The pinhole technique is a method of solar viewing without the use of special filters. A pinhole is made in a piece of paper or card, and the projected solar image is viewed on a screen placed behind the card.

This method works very well for observing sunspots and eclipses (partial, annular and total). But it does not work for viewing prominences or other features at the edge of the Sun.

The diameter of the projected image depends upon the distance from pinhole to screen. The smaller the distance, the larger is the image size. For example, if you place a sheet of paper 1 foot away from a screen, the projected image will be about 1/2 inch in diameter. If you place it 2 feet away, it will be about 1 inch in diameter.

An eclipse is best observed when the Moon’s shadow is directly overhead. The size of the Sun’s disk varies with each eclipse and with each location on Earth. So you must first determine an approximate size for your projected image before using this method to view an eclipse.

How to Determine Your Pinhole Image Size

To determine approximately what size your pinhole image will be, perform this experiment:

Measure 3 feet from a wall or door, and tape

The pinhole technique is a simple, inexpensive way to view the sun safely.
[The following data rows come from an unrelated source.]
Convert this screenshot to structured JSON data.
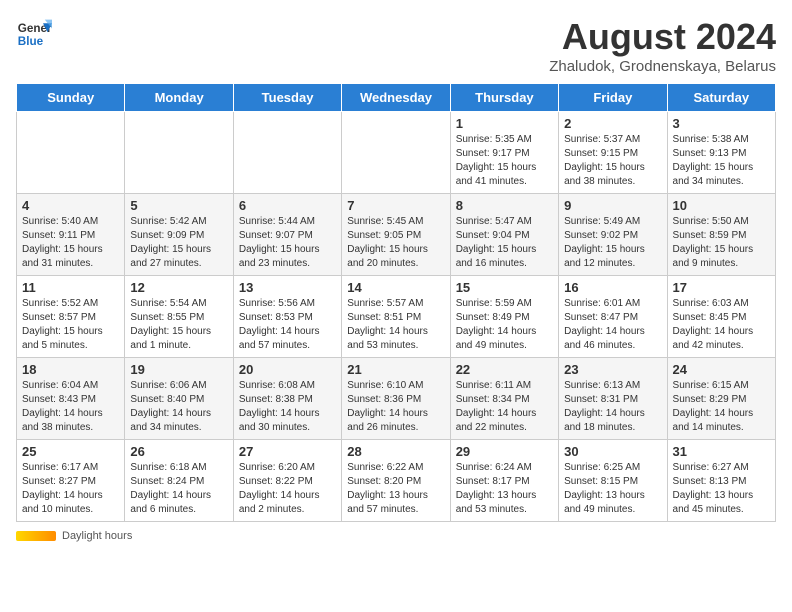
{
  "header": {
    "logo_line1": "General",
    "logo_line2": "Blue",
    "title": "August 2024",
    "subtitle": "Zhaludok, Grodnenskaya, Belarus"
  },
  "days_of_week": [
    "Sunday",
    "Monday",
    "Tuesday",
    "Wednesday",
    "Thursday",
    "Friday",
    "Saturday"
  ],
  "weeks": [
    [
      {
        "day": "",
        "info": ""
      },
      {
        "day": "",
        "info": ""
      },
      {
        "day": "",
        "info": ""
      },
      {
        "day": "",
        "info": ""
      },
      {
        "day": "1",
        "info": "Sunrise: 5:35 AM\nSunset: 9:17 PM\nDaylight: 15 hours\nand 41 minutes."
      },
      {
        "day": "2",
        "info": "Sunrise: 5:37 AM\nSunset: 9:15 PM\nDaylight: 15 hours\nand 38 minutes."
      },
      {
        "day": "3",
        "info": "Sunrise: 5:38 AM\nSunset: 9:13 PM\nDaylight: 15 hours\nand 34 minutes."
      }
    ],
    [
      {
        "day": "4",
        "info": "Sunrise: 5:40 AM\nSunset: 9:11 PM\nDaylight: 15 hours\nand 31 minutes."
      },
      {
        "day": "5",
        "info": "Sunrise: 5:42 AM\nSunset: 9:09 PM\nDaylight: 15 hours\nand 27 minutes."
      },
      {
        "day": "6",
        "info": "Sunrise: 5:44 AM\nSunset: 9:07 PM\nDaylight: 15 hours\nand 23 minutes."
      },
      {
        "day": "7",
        "info": "Sunrise: 5:45 AM\nSunset: 9:05 PM\nDaylight: 15 hours\nand 20 minutes."
      },
      {
        "day": "8",
        "info": "Sunrise: 5:47 AM\nSunset: 9:04 PM\nDaylight: 15 hours\nand 16 minutes."
      },
      {
        "day": "9",
        "info": "Sunrise: 5:49 AM\nSunset: 9:02 PM\nDaylight: 15 hours\nand 12 minutes."
      },
      {
        "day": "10",
        "info": "Sunrise: 5:50 AM\nSunset: 8:59 PM\nDaylight: 15 hours\nand 9 minutes."
      }
    ],
    [
      {
        "day": "11",
        "info": "Sunrise: 5:52 AM\nSunset: 8:57 PM\nDaylight: 15 hours\nand 5 minutes."
      },
      {
        "day": "12",
        "info": "Sunrise: 5:54 AM\nSunset: 8:55 PM\nDaylight: 15 hours\nand 1 minute."
      },
      {
        "day": "13",
        "info": "Sunrise: 5:56 AM\nSunset: 8:53 PM\nDaylight: 14 hours\nand 57 minutes."
      },
      {
        "day": "14",
        "info": "Sunrise: 5:57 AM\nSunset: 8:51 PM\nDaylight: 14 hours\nand 53 minutes."
      },
      {
        "day": "15",
        "info": "Sunrise: 5:59 AM\nSunset: 8:49 PM\nDaylight: 14 hours\nand 49 minutes."
      },
      {
        "day": "16",
        "info": "Sunrise: 6:01 AM\nSunset: 8:47 PM\nDaylight: 14 hours\nand 46 minutes."
      },
      {
        "day": "17",
        "info": "Sunrise: 6:03 AM\nSunset: 8:45 PM\nDaylight: 14 hours\nand 42 minutes."
      }
    ],
    [
      {
        "day": "18",
        "info": "Sunrise: 6:04 AM\nSunset: 8:43 PM\nDaylight: 14 hours\nand 38 minutes."
      },
      {
        "day": "19",
        "info": "Sunrise: 6:06 AM\nSunset: 8:40 PM\nDaylight: 14 hours\nand 34 minutes."
      },
      {
        "day": "20",
        "info": "Sunrise: 6:08 AM\nSunset: 8:38 PM\nDaylight: 14 hours\nand 30 minutes."
      },
      {
        "day": "21",
        "info": "Sunrise: 6:10 AM\nSunset: 8:36 PM\nDaylight: 14 hours\nand 26 minutes."
      },
      {
        "day": "22",
        "info": "Sunrise: 6:11 AM\nSunset: 8:34 PM\nDaylight: 14 hours\nand 22 minutes."
      },
      {
        "day": "23",
        "info": "Sunrise: 6:13 AM\nSunset: 8:31 PM\nDaylight: 14 hours\nand 18 minutes."
      },
      {
        "day": "24",
        "info": "Sunrise: 6:15 AM\nSunset: 8:29 PM\nDaylight: 14 hours\nand 14 minutes."
      }
    ],
    [
      {
        "day": "25",
        "info": "Sunrise: 6:17 AM\nSunset: 8:27 PM\nDaylight: 14 hours\nand 10 minutes."
      },
      {
        "day": "26",
        "info": "Sunrise: 6:18 AM\nSunset: 8:24 PM\nDaylight: 14 hours\nand 6 minutes."
      },
      {
        "day": "27",
        "info": "Sunrise: 6:20 AM\nSunset: 8:22 PM\nDaylight: 14 hours\nand 2 minutes."
      },
      {
        "day": "28",
        "info": "Sunrise: 6:22 AM\nSunset: 8:20 PM\nDaylight: 13 hours\nand 57 minutes."
      },
      {
        "day": "29",
        "info": "Sunrise: 6:24 AM\nSunset: 8:17 PM\nDaylight: 13 hours\nand 53 minutes."
      },
      {
        "day": "30",
        "info": "Sunrise: 6:25 AM\nSunset: 8:15 PM\nDaylight: 13 hours\nand 49 minutes."
      },
      {
        "day": "31",
        "info": "Sunrise: 6:27 AM\nSunset: 8:13 PM\nDaylight: 13 hours\nand 45 minutes."
      }
    ]
  ],
  "footer": {
    "daylight_label": "Daylight hours"
  }
}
Making a pinhole camera allows you to see the eclipse indirectly, by projecting an image of it onto a surface.

It’s easy to do with things you have around the house.

The pinhole technique works because when light passes through a small hole — less than 0.39 inch wide — it bends (refracts) and converges into a point on the other side of the hole.
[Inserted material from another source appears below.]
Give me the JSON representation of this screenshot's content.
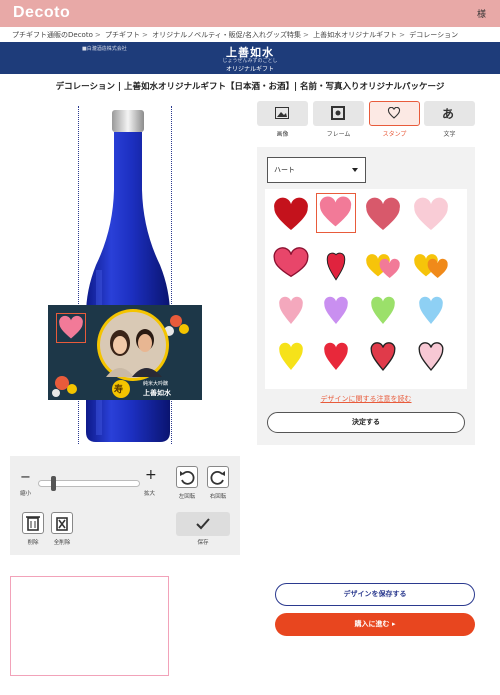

If the size of the hole is about the same as the wavelength of light, that bending happens in all directions, and an image is created on any surface behind or near the hole

The basic pinhole setup is pretty simple:

A shoebox or other box with a flap that covers one end will work well as your viewing chamber. Punch a hole in one end of the box. A pencil or pin works well for this part.

To project your image onto a viewing surface, turn your box so that its flap faces the sun, and tape some white paper or cardboard to its interior bottom. You can also use a piece of aluminum foil, but if you do, be sure not to let it touch any metal in your viewing chamber (or to bend it too much

The only way that pinhole glasses can help is if your vision is blurred because of a refractive error.

A refractive error is a problem with the shape of your eye or the length of your eyeball. This causes light to focus incorrectly on the back of your eye, so that the image you see is blurry.

The main types of refractive errors are myopia (short-sightedness), hyperopia (long-sightedness) and presbyopia (ageing eyes).

Wearing pinhole glasses will not correct any other type of poor vision, such as lazy eye or double vision.

The main advantage of pinhole glasses over normal prescription glasses is that they don’t need lenses. Lenses need to be fitted to your exact prescription, which needs to be determined by an optician. The optician uses expensive equipment to do this.

Pinhole glasses are available without a prescription, because they work in a completely different way from normal glasses. They improve vision by blocking out unfocused rays of light from entering the eye, making images appear clearer.

There are a variety of vision correction procedures that use a laser to reshape the cornea. The most common laser-based procedures are PRK (photorefractive keratectomy) and LASIK (laser in situ keratomileusis). Another procedure, LASEK , is similar to PRK but has some advantages, including a lower risk of developing haze.

For people who don’t qualify for surgery or don’t want it, there’s orthokeratology. In this procedure, also known as ortho-k or corneal refractive therapy (CRT), specially designed rigid gas permeable contact lenses are worn overnight for several weeks to gently reshape the cornea.

During daytime hours, the contacts aren’t worn and vision is corrected. Ortho-k may be a good option for people whose vision problems can’t be corrected with eyeglasses or soft contacts. But it isn’t for everyone. Your eye doctor can help you determine whether it’s right for you.